**Stored items**

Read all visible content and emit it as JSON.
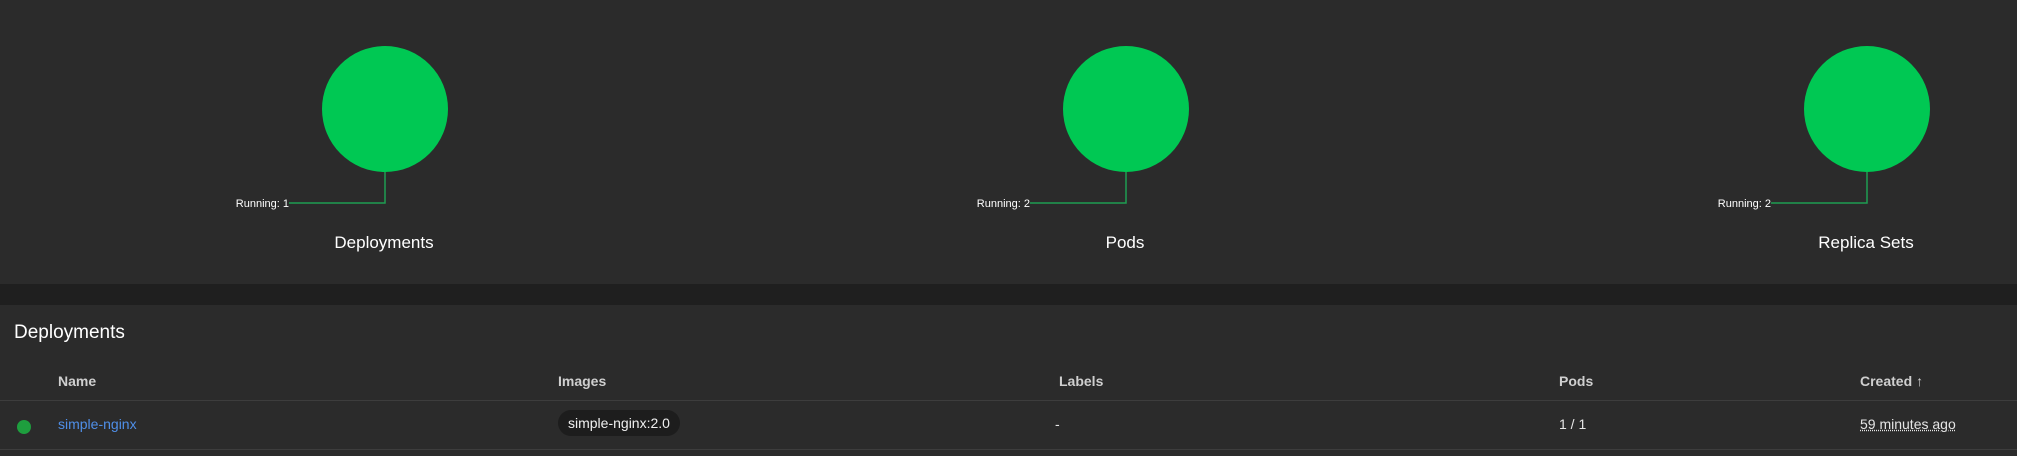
{
  "status": {
    "accent_color": "#00c853",
    "charts": [
      {
        "id": "deployments",
        "title": "Deployments",
        "label": "Running: 1",
        "running": 1
      },
      {
        "id": "pods",
        "title": "Pods",
        "label": "Running: 2",
        "running": 2
      },
      {
        "id": "replica-sets",
        "title": "Replica Sets",
        "label": "Running: 2",
        "running": 2
      }
    ]
  },
  "deployments": {
    "title": "Deployments",
    "columns": {
      "name": "Name",
      "images": "Images",
      "labels": "Labels",
      "pods": "Pods",
      "created": "Created"
    },
    "sort_icon": "arrow-up-icon",
    "rows": [
      {
        "status": "running",
        "name": "simple-nginx",
        "image": "simple-nginx:2.0",
        "labels": "-",
        "pods": "1 / 1",
        "created": "59 minutes ago"
      }
    ]
  }
}
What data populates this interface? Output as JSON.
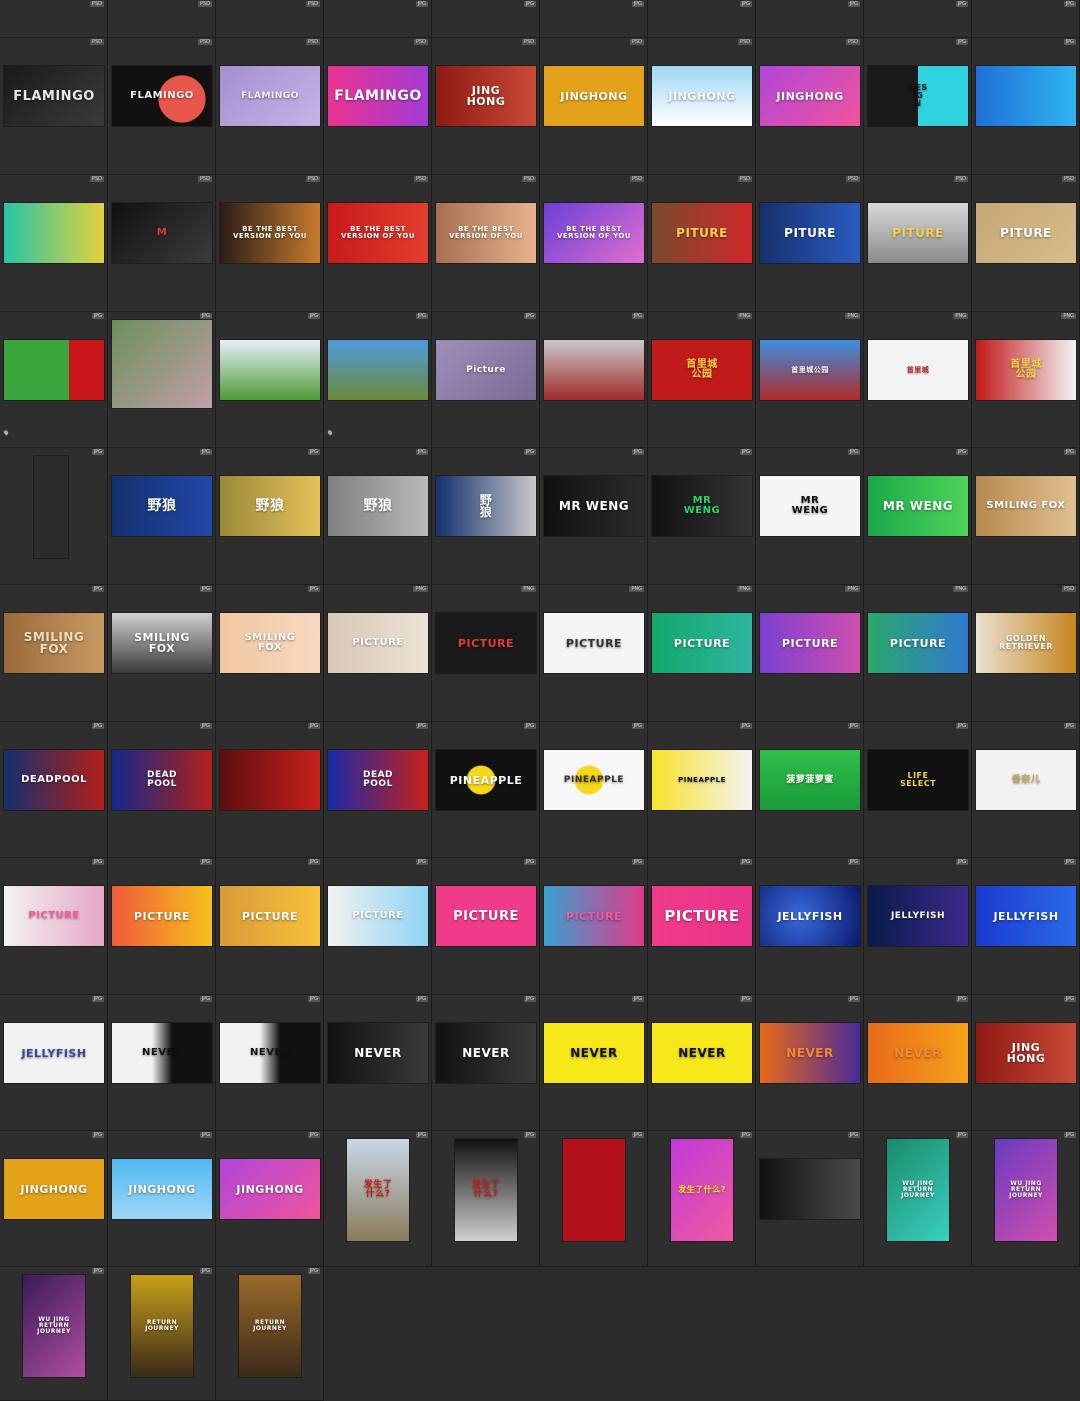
{
  "rows": [
    [
      {
        "text": "",
        "type": "PSD",
        "bg": "#2e2e2e"
      },
      {
        "text": "",
        "type": "PSD",
        "bg": "#2e2e2e"
      },
      {
        "text": "",
        "type": "PSD",
        "bg": "#2e2e2e"
      },
      {
        "text": "",
        "type": "JPG",
        "bg": "#2e2e2e"
      },
      {
        "text": "",
        "type": "JPG",
        "bg": "#2e2e2e"
      },
      {
        "text": "",
        "type": "JPG",
        "bg": "#2e2e2e"
      },
      {
        "text": "",
        "type": "JPG",
        "bg": "#2e2e2e"
      },
      {
        "text": "",
        "type": "JPG",
        "bg": "#2e2e2e"
      },
      {
        "text": "",
        "type": "JPG",
        "bg": "#2e2e2e"
      },
      {
        "text": "",
        "type": "JPG",
        "bg": "#2e2e2e"
      }
    ],
    [
      {
        "text": "FLAMINGO",
        "type": "PSD",
        "bg": "linear-gradient(135deg,#1a1a1a,#3a3a3a)",
        "fg": "#e8e8e8",
        "size": 13
      },
      {
        "text": "FLAMINGO",
        "type": "PSD",
        "bg": "radial-gradient(circle at 70% 55%,#e8574b 0 30%,#111 31%)",
        "fg": "#f2f2f2",
        "size": 10
      },
      {
        "text": "FLAMINGO",
        "type": "PSD",
        "bg": "linear-gradient(135deg,#a48fd0,#c6b3e6)",
        "fg": "#f7f0ff",
        "size": 9
      },
      {
        "text": "FLAMINGO",
        "type": "PSD",
        "bg": "linear-gradient(90deg,#e8348f,#a33ad6)",
        "fg": "#ffffff",
        "size": 14
      },
      {
        "text": "JING\nHONG",
        "type": "PSD",
        "bg": "linear-gradient(90deg,#8e1a14,#c94a38)",
        "fg": "#ffffff",
        "size": 11
      },
      {
        "text": "JINGHONG",
        "type": "PSD",
        "bg": "#e3a21a",
        "fg": "#ffffff",
        "size": 11
      },
      {
        "text": "JINGHONG",
        "type": "PSD",
        "bg": "linear-gradient(180deg,#9fd7f5,#ffffff)",
        "fg": "#ffffff",
        "size": 11
      },
      {
        "text": "JINGHONG",
        "type": "PSD",
        "bg": "linear-gradient(135deg,#b046d9,#f0559c)",
        "fg": "#ffffff",
        "size": 11
      },
      {
        "text": "DES\nIG\nN",
        "type": "JPG",
        "bg": "linear-gradient(90deg,#1a1a1a 50%,#2fd3e0 50%)",
        "fg": "#111111",
        "size": 8
      },
      {
        "text": "",
        "type": "JPG",
        "bg": "linear-gradient(90deg,#1f6fd6,#2fb5f0)",
        "fg": "#ffffff",
        "size": 8
      }
    ],
    [
      {
        "text": "",
        "type": "PSD",
        "bg": "linear-gradient(90deg,#27c4a8,#e3d23a)",
        "fg": "#ffffff",
        "size": 8
      },
      {
        "text": "M",
        "type": "PSD",
        "bg": "linear-gradient(135deg,#111,#3b3b3b)",
        "fg": "#e23b3b",
        "size": 10
      },
      {
        "text": "BE THE BEST\nVERSION OF YOU",
        "type": "PSD",
        "bg": "linear-gradient(90deg,#2a1d16,#c97c2c)",
        "fg": "#ffffff",
        "size": 7
      },
      {
        "text": "BE THE BEST\nVERSION OF YOU",
        "type": "PSD",
        "bg": "linear-gradient(90deg,#c81a1a,#e23d2d)",
        "fg": "#ffffff",
        "size": 7
      },
      {
        "text": "BE THE BEST\nVERSION OF YOU",
        "type": "PSD",
        "bg": "linear-gradient(90deg,#a87052,#e6b38b)",
        "fg": "#ffffff",
        "size": 7
      },
      {
        "text": "BE THE BEST\nVERSION OF YOU",
        "type": "PSD",
        "bg": "linear-gradient(135deg,#6b3fd8,#e06fd0)",
        "fg": "#ffffff",
        "size": 7
      },
      {
        "text": "PITURE",
        "type": "PSD",
        "bg": "linear-gradient(90deg,#7a4a2e,#d0282a)",
        "fg": "#f7d24a",
        "size": 12
      },
      {
        "text": "PITURE",
        "type": "PSD",
        "bg": "linear-gradient(90deg,#15306e,#2b5cc2)",
        "fg": "#ffffff",
        "size": 12
      },
      {
        "text": "PITURE",
        "type": "PSD",
        "bg": "linear-gradient(180deg,#d9d9d9,#8a8a8a)",
        "fg": "#f7d24a",
        "size": 12
      },
      {
        "text": "PITURE",
        "type": "PSD",
        "bg": "linear-gradient(135deg,#c5a677,#d8bd8d)",
        "fg": "#ffffff",
        "size": 12
      }
    ],
    [
      {
        "text": "",
        "type": "JPG",
        "bg": "linear-gradient(90deg,#3aa63d 0 65%,#c8161a 65%)",
        "fg": "#ffffff",
        "size": 8,
        "pin": true
      },
      {
        "text": "",
        "type": "JPG",
        "bg": "linear-gradient(135deg,#6b8f5b,#c0a0a8)",
        "fg": "#ffffff",
        "size": 8,
        "tall": true
      },
      {
        "text": "",
        "type": "JPG",
        "bg": "linear-gradient(180deg,#e6f0f7,#4f9a35)",
        "fg": "#ffffff",
        "size": 8
      },
      {
        "text": "",
        "type": "JPG",
        "bg": "linear-gradient(180deg,#4f9bdc,#6a8a3a)",
        "fg": "#ffffff",
        "size": 8,
        "pin": true
      },
      {
        "text": "Picture",
        "type": "JPG",
        "bg": "linear-gradient(135deg,#9d90b8,#7a6a95)",
        "fg": "#ffffff",
        "size": 9
      },
      {
        "text": "",
        "type": "JPG",
        "bg": "linear-gradient(180deg,#c9c9c9,#a22a2a)",
        "fg": "#ffffff",
        "size": 8
      },
      {
        "text": "首里城\n公园",
        "type": "PNG",
        "bg": "#c11a1a",
        "fg": "#f7d24a",
        "size": 10
      },
      {
        "text": "首里城公园",
        "type": "PNG",
        "bg": "linear-gradient(180deg,#3c8fe0,#b22a2a)",
        "fg": "#ffffff",
        "size": 7
      },
      {
        "text": "首里城",
        "type": "PNG",
        "bg": "#f3f3f3",
        "fg": "#b22a2a",
        "size": 7
      },
      {
        "text": "首里城\n公园",
        "type": "PNG",
        "bg": "linear-gradient(90deg,#c11a1a,#f3f3f3)",
        "fg": "#f7d24a",
        "size": 10
      }
    ],
    [
      {
        "text": "",
        "type": "JPG",
        "bg": "#2b2b2b",
        "fg": "#ffffff",
        "size": 8,
        "strip": true
      },
      {
        "text": "野狼",
        "type": "JPG",
        "bg": "linear-gradient(90deg,#12306e,#2248a8)",
        "fg": "#ffffff",
        "size": 14
      },
      {
        "text": "野狼",
        "type": "JPG",
        "bg": "linear-gradient(90deg,#9b8a3a,#e5c15a)",
        "fg": "#ffffff",
        "size": 14
      },
      {
        "text": "野狼",
        "type": "JPG",
        "bg": "linear-gradient(90deg,#808080,#b9b9b9)",
        "fg": "#ffffff",
        "size": 14
      },
      {
        "text": "野\n狼",
        "type": "JPG",
        "bg": "linear-gradient(90deg,#12306e,#c8c8c8)",
        "fg": "#ffffff",
        "size": 12
      },
      {
        "text": "MR WENG",
        "type": "JPG",
        "bg": "linear-gradient(90deg,#111,#2b2b2b)",
        "fg": "#ffffff",
        "size": 12
      },
      {
        "text": "MR\nWENG",
        "type": "JPG",
        "bg": "linear-gradient(90deg,#111,#333)",
        "fg": "#2fd36a",
        "size": 10
      },
      {
        "text": "MR\nWENG",
        "type": "JPG",
        "bg": "#f5f5f5",
        "fg": "#111111",
        "size": 10
      },
      {
        "text": "MR WENG",
        "type": "JPG",
        "bg": "linear-gradient(90deg,#1aa84a,#4fd35a)",
        "fg": "#ffffff",
        "size": 12
      },
      {
        "text": "SMILING FOX",
        "type": "JPG",
        "bg": "linear-gradient(90deg,#b78a4f,#e0c090)",
        "fg": "#ffffff",
        "size": 10
      }
    ],
    [
      {
        "text": "SMILING\nFOX",
        "type": "JPG",
        "bg": "linear-gradient(90deg,#9a6a3c,#c89a62)",
        "fg": "#f3ddc0",
        "size": 12
      },
      {
        "text": "SMILING\nFOX",
        "type": "JPG",
        "bg": "linear-gradient(180deg,#d0d0d0,#3a3a3a)",
        "fg": "#ffffff",
        "size": 11
      },
      {
        "text": "SMILING\nFOX",
        "type": "JPG",
        "bg": "linear-gradient(90deg,#f1c7a0,#f7d9c0)",
        "fg": "#ffffff",
        "size": 10
      },
      {
        "text": "PICTURE",
        "type": "PNG",
        "bg": "linear-gradient(90deg,#d8c8b5,#ece2d6)",
        "fg": "#ffffff",
        "size": 10
      },
      {
        "text": "PICTURE",
        "type": "PNG",
        "bg": "#1a1a1a",
        "fg": "#e23b3b",
        "size": 11
      },
      {
        "text": "PICTURE",
        "type": "PNG",
        "bg": "#f5f5f5",
        "fg": "#333333",
        "size": 11
      },
      {
        "text": "PICTURE",
        "type": "PNG",
        "bg": "linear-gradient(90deg,#12a86a,#2fb5a0)",
        "fg": "#ffffff",
        "size": 11
      },
      {
        "text": "PICTURE",
        "type": "PNG",
        "bg": "linear-gradient(90deg,#7a3fd0,#d04fb0)",
        "fg": "#ffffff",
        "size": 11
      },
      {
        "text": "PICTURE",
        "type": "PNG",
        "bg": "linear-gradient(90deg,#2aa86a,#2f7ad0)",
        "fg": "#ffffff",
        "size": 11
      },
      {
        "text": "GOLDEN\nRETRIEVER",
        "type": "PSD",
        "bg": "linear-gradient(90deg,#e8e0d0,#c8861e)",
        "fg": "#ffffff",
        "size": 8
      }
    ],
    [
      {
        "text": "DEADPOOL",
        "type": "JPG",
        "bg": "linear-gradient(90deg,#13306e,#b2201a)",
        "fg": "#ffffff",
        "size": 10
      },
      {
        "text": "DEAD\nPOOL",
        "type": "JPG",
        "bg": "linear-gradient(90deg,#12288a,#b2201a)",
        "fg": "#ffffff",
        "size": 9
      },
      {
        "text": "",
        "type": "JPG",
        "bg": "linear-gradient(90deg,#5a0f0f,#c8201a)",
        "fg": "#ffffff",
        "size": 8
      },
      {
        "text": "DEAD\nPOOL",
        "type": "JPG",
        "bg": "linear-gradient(90deg,#1a2aa8,#c8201a)",
        "fg": "#ffffff",
        "size": 9
      },
      {
        "text": "PINEAPPLE",
        "type": "JPG",
        "bg": "radial-gradient(circle at 45% 50%,#f7d71a 0 22%,#111 24%)",
        "fg": "#ffffff",
        "size": 11
      },
      {
        "text": "PINEAPPLE",
        "type": "JPG",
        "bg": "radial-gradient(circle at 45% 50%,#f7d71a 0 22%,#f7f7f7 24%)",
        "fg": "#333333",
        "size": 9
      },
      {
        "text": "PINEAPPLE",
        "type": "JPG",
        "bg": "linear-gradient(90deg,#f7e32a,#f3f3f3)",
        "fg": "#111111",
        "size": 7
      },
      {
        "text": "菠萝菠萝蜜",
        "type": "JPG",
        "bg": "linear-gradient(180deg,#2fc04a,#1a9a3a)",
        "fg": "#ffffff",
        "size": 9
      },
      {
        "text": "LIFE\nSELECT",
        "type": "JPG",
        "bg": "#111111",
        "fg": "#f7d24a",
        "size": 8
      },
      {
        "text": "香奈儿",
        "type": "JPG",
        "bg": "#f2f2f2",
        "fg": "#c0a060",
        "size": 9
      }
    ],
    [
      {
        "text": "PICTURE",
        "type": "JPG",
        "bg": "linear-gradient(90deg,#f2f2f2,#e6a6c6)",
        "fg": "#f35aa0",
        "size": 10
      },
      {
        "text": "PICTURE",
        "type": "JPG",
        "bg": "linear-gradient(90deg,#f05a3a,#f7c21a)",
        "fg": "#ffffff",
        "size": 11
      },
      {
        "text": "PICTURE",
        "type": "JPG",
        "bg": "linear-gradient(90deg,#d89a3a,#f7c23a)",
        "fg": "#ffffff",
        "size": 11
      },
      {
        "text": "PICTURE",
        "type": "JPG",
        "bg": "linear-gradient(90deg,#f2f2f2,#8fd3f5)",
        "fg": "#ffffff",
        "size": 10
      },
      {
        "text": "PICTURE",
        "type": "JPG",
        "bg": "#f03a8a",
        "fg": "#ffffff",
        "size": 13
      },
      {
        "text": "PICTURE",
        "type": "JPG",
        "bg": "linear-gradient(90deg,#3aa0d0,#e03a8a)",
        "fg": "#f35aa0",
        "size": 11
      },
      {
        "text": "PICTURE",
        "type": "JPG",
        "bg": "linear-gradient(90deg,#f03a8a,#e8348a)",
        "fg": "#ffffff",
        "size": 15
      },
      {
        "text": "JELLYFISH",
        "type": "JPG",
        "bg": "radial-gradient(circle at 40% 50%,#3a6ae0,#0a1a6a)",
        "fg": "#ffffff",
        "size": 11
      },
      {
        "text": "JELLYFISH",
        "type": "JPG",
        "bg": "linear-gradient(90deg,#0a1a4a,#3a2a8a)",
        "fg": "#ffffff",
        "size": 9
      },
      {
        "text": "JELLYFISH",
        "type": "JPG",
        "bg": "linear-gradient(90deg,#1a3ad0,#2a6ae8)",
        "fg": "#ffffff",
        "size": 11
      }
    ],
    [
      {
        "text": "JELLYFISH",
        "type": "JPG",
        "bg": "#f2f2f2",
        "fg": "#3a4a9a",
        "size": 11
      },
      {
        "text": "NEVER",
        "type": "JPG",
        "bg": "linear-gradient(90deg,#f2f2f2 40%,#111 60%)",
        "fg": "#111111",
        "size": 10
      },
      {
        "text": "NEVER",
        "type": "JPG",
        "bg": "linear-gradient(90deg,#f2f2f2 40%,#111 60%)",
        "fg": "#111111",
        "size": 10
      },
      {
        "text": "NEVER",
        "type": "JPG",
        "bg": "linear-gradient(90deg,#111,#3a3a3a)",
        "fg": "#ffffff",
        "size": 12
      },
      {
        "text": "NEVER",
        "type": "JPG",
        "bg": "linear-gradient(90deg,#111,#3a3a3a)",
        "fg": "#ffffff",
        "size": 12
      },
      {
        "text": "NEVER",
        "type": "JPG",
        "bg": "#f7e81a",
        "fg": "#111111",
        "size": 12
      },
      {
        "text": "NEVER",
        "type": "JPG",
        "bg": "#f7e81a",
        "fg": "#111111",
        "size": 12
      },
      {
        "text": "NEVER",
        "type": "JPG",
        "bg": "linear-gradient(90deg,#e86a1a,#4a2a9a)",
        "fg": "#f28a3a",
        "size": 12
      },
      {
        "text": "NEVER",
        "type": "JPG",
        "bg": "linear-gradient(90deg,#e86a1a,#f7a21a)",
        "fg": "#f28a3a",
        "size": 12
      },
      {
        "text": "JING\nHONG",
        "type": "JPG",
        "bg": "linear-gradient(90deg,#8e1a14,#c94a38)",
        "fg": "#ffffff",
        "size": 11
      }
    ],
    [
      {
        "text": "JINGHONG",
        "type": "JPG",
        "bg": "#e3a21a",
        "fg": "#ffffff",
        "size": 11
      },
      {
        "text": "JINGHONG",
        "type": "JPG",
        "bg": "linear-gradient(180deg,#4fb8f0,#9fd7f5)",
        "fg": "#ffffff",
        "size": 11
      },
      {
        "text": "JINGHONG",
        "type": "JPG",
        "bg": "linear-gradient(135deg,#b046d9,#f0559c)",
        "fg": "#ffffff",
        "size": 11
      },
      {
        "text": "发生了\n什么?",
        "type": "JPG",
        "bg": "linear-gradient(180deg,#c8d8e8,#8a7a5a)",
        "fg": "#c81a1a",
        "size": 9,
        "portrait": true
      },
      {
        "text": "发生了\n什么?",
        "type": "JPG",
        "bg": "linear-gradient(180deg,#111,#d0d0d0)",
        "fg": "#c81a1a",
        "size": 9,
        "portrait": true
      },
      {
        "text": "",
        "type": "JPG",
        "bg": "#b2101a",
        "fg": "#ffffff",
        "size": 8,
        "portrait": true
      },
      {
        "text": "发生了什么?",
        "type": "JPG",
        "bg": "linear-gradient(135deg,#c03ad8,#f05aa0)",
        "fg": "#f7e81a",
        "size": 8,
        "portrait": true
      },
      {
        "text": "",
        "type": "JPG",
        "bg": "linear-gradient(90deg,#111,#4a4a4a)",
        "fg": "#f7d24a",
        "size": 8,
        "small": true
      },
      {
        "text": "WU JING\nRETURN JOURNEY",
        "type": "JPG",
        "bg": "linear-gradient(135deg,#1a8a6a,#3ad0c0)",
        "fg": "#ffffff",
        "size": 6,
        "portrait": true
      },
      {
        "text": "WU JING\nRETURN JOURNEY",
        "type": "JPG",
        "bg": "linear-gradient(135deg,#6a3ac0,#d04fb0)",
        "fg": "#ffffff",
        "size": 6,
        "portrait": true
      }
    ],
    [
      {
        "text": "WU JING\nRETURN JOURNEY",
        "type": "JPG",
        "bg": "linear-gradient(135deg,#3a1a5a,#b04fa0)",
        "fg": "#ffffff",
        "size": 6,
        "portrait": true
      },
      {
        "text": "RETURN JOURNEY",
        "type": "JPG",
        "bg": "linear-gradient(180deg,#c8a01a,#3a2a1a)",
        "fg": "#ffffff",
        "size": 6,
        "portrait": true
      },
      {
        "text": "RETURN JOURNEY",
        "type": "JPG",
        "bg": "linear-gradient(180deg,#9a6a2a,#3a2a1a)",
        "fg": "#ffffff",
        "size": 6,
        "portrait": true
      }
    ]
  ]
}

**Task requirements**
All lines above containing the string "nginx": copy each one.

**Task result**
        "name": "simple-nginx",
        "image": "simple-nginx:2.0",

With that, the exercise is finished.